Jack Dobbs

In February 2018, WKU’s student dining fee went up to $350 a semester per the university’s contract with Aramark. Three months later, the WKU Board of Regents approved both a 4% tuition hike and an increase in the fee for online courses from $100 to $150 per credit hour.

Because of the number of fees that students pay, a comprehensive study of fees has been launched. The study was announced by Acting Provost Cheryl Stevens at the Directors, Department Heads and Deans meeting on Aug. 6.

“I want to be sure that we are being good stewards of the money,” Stevens said in an email. “Over the past 20 years, new student fees have been added for a variety of uses. I just thought it was time to review the fees related to courses and programs.”

Stevens said a committee has been created to conduct the study. The committee is being co-chaired by Stephanie Hammons, an office coordinator in the WKU Mahurin Honors College.

“We have been tasked at this point with reviewing all fees within academic affairs,” Hammons said. “Right now we’re looking at course fees, [then] we’ll move on to program fees.”

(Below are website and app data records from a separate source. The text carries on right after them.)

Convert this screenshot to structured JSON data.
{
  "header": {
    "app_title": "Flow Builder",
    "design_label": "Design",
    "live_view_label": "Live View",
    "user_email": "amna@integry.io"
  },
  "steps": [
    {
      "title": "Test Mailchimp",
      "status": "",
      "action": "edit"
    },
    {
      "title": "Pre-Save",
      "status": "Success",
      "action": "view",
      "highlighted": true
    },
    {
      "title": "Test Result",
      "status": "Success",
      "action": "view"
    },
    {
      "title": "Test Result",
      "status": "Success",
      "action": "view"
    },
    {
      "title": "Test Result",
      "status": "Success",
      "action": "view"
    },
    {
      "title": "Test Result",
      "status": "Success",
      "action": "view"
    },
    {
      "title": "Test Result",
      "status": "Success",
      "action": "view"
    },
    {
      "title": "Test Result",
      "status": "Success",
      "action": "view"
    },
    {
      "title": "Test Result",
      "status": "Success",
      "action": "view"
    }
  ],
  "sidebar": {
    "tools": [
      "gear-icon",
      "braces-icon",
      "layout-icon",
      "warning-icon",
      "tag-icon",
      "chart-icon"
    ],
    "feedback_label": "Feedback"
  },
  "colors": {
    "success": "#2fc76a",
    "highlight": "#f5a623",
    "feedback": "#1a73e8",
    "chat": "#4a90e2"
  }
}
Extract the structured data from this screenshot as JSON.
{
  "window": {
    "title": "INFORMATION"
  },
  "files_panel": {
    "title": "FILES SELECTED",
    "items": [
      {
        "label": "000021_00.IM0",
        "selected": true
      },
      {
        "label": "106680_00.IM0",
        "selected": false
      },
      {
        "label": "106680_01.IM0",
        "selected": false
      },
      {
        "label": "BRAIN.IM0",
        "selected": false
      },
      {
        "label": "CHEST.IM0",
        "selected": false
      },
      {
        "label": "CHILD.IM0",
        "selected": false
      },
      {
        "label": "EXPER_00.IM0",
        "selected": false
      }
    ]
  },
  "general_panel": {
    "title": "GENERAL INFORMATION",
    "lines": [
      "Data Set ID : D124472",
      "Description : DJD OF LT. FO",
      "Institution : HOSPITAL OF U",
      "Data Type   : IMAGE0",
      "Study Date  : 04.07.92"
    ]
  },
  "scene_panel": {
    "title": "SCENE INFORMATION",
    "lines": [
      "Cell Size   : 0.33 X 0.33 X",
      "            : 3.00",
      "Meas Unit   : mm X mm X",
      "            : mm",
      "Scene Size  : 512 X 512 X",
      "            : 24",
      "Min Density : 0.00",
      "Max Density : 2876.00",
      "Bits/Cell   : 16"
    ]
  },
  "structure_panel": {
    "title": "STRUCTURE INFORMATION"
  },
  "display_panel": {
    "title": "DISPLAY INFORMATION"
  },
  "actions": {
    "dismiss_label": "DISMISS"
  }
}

Hammons also said that the committee will examine whether specific course fees could be repurposed into program fees. If they become program fees, they will only be paid one time at the beginning of each semester, she said.

One focus of the study, Hammons said, is identifying fees for “consumables” in different programs. Hammons said consumables are items that are used once and disposed of.

“You have to look at equipment that the students are directly using,” Ham- mons said. “That’s the kind of stuff we’re looking at. How does it directly benefit the student in that course at that time?”

Though the study has just begun, Hammons said that no discrepancies have been found so far in the usages of fees.

“The main thing is that some of the guidelines have changed as far as we’re concerned,” Hammons said, “And if we are OK’d by the provost and the president, there may be a few fees that now need to resubmit what they’re using [them] for.”

Hammons said that the study was scheduled to complete this fall, but
it is now expected to take a longer
time to finish. Hammons said this is because the committee wants to make sure that the fee guidelines are adequately serving students.

“We are at the end of reviewing course fees,” Hammons said. “Program [fees] we will be starting in a few weeks.”

In addition to the course fees, students are also charged a $218 athletic fee, a $62 student centers fee, a $70 Downing Student Union renovation fee, and a Creason Parking Structure fee of $30, according to the Billings and Receivables website.

Belinda Higginbotham, WKU Bursar, said that these fees are incorporated into the $5,401 tuition cost for students. Higginbotham also said that many classes at WKU charge a flat rate with their fees.

Reporter Jack Dobbs can be reached at 270-745-0655 and jack.dobbs469@ topper.wku.edu. Follow him on Twitter at @jackrdobbs.